# [TASK STATEMENT]
Omit the images, then print each record below exactly as it reads.

# [INFORMATION SUPPLIED]
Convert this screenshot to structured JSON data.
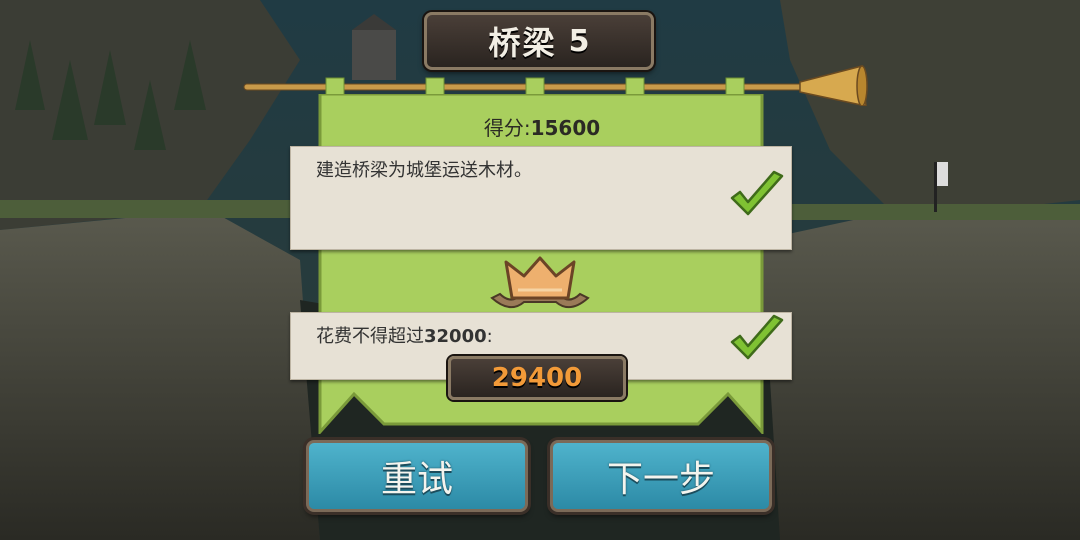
{
  "title": {
    "text": "桥梁",
    "level": "5"
  },
  "score": {
    "label": "得分:",
    "value": "15600"
  },
  "objectives": [
    {
      "text": "建造桥梁为城堡运送木材。",
      "completed": true
    },
    {
      "label": "花费不得超过",
      "limit": "32000",
      "suffix": ":",
      "completed": true
    }
  ],
  "cost": {
    "value": "29400"
  },
  "buttons": {
    "retry": "重试",
    "next": "下一步"
  },
  "icons": {
    "check": "checkmark-icon",
    "crown": "crown-icon",
    "trumpet": "trumpet-icon"
  },
  "colors": {
    "banner": "#a9cf5e",
    "paper": "#e7e1d5",
    "button": "#3aa0bb",
    "cost_text": "#f29a38",
    "check": "#7fc233"
  }
}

# [OUTPUT OF THE EXERCISE]
Convert this screenshot to structured JSON data.
{
  "title": {
    "text": "桥梁",
    "level": "5"
  },
  "score": {
    "label": "得分:",
    "value": "15600"
  },
  "objectives": [
    {
      "text": "建造桥梁为城堡运送木材。",
      "completed": true
    },
    {
      "label": "花费不得超过",
      "limit": "32000",
      "suffix": ":",
      "completed": true
    }
  ],
  "cost": {
    "value": "29400"
  },
  "buttons": {
    "retry": "重试",
    "next": "下一步"
  },
  "icons": {
    "check": "checkmark-icon",
    "crown": "crown-icon",
    "trumpet": "trumpet-icon"
  },
  "colors": {
    "banner": "#a9cf5e",
    "paper": "#e7e1d5",
    "button": "#3aa0bb",
    "cost_text": "#f29a38",
    "check": "#7fc233"
  }
}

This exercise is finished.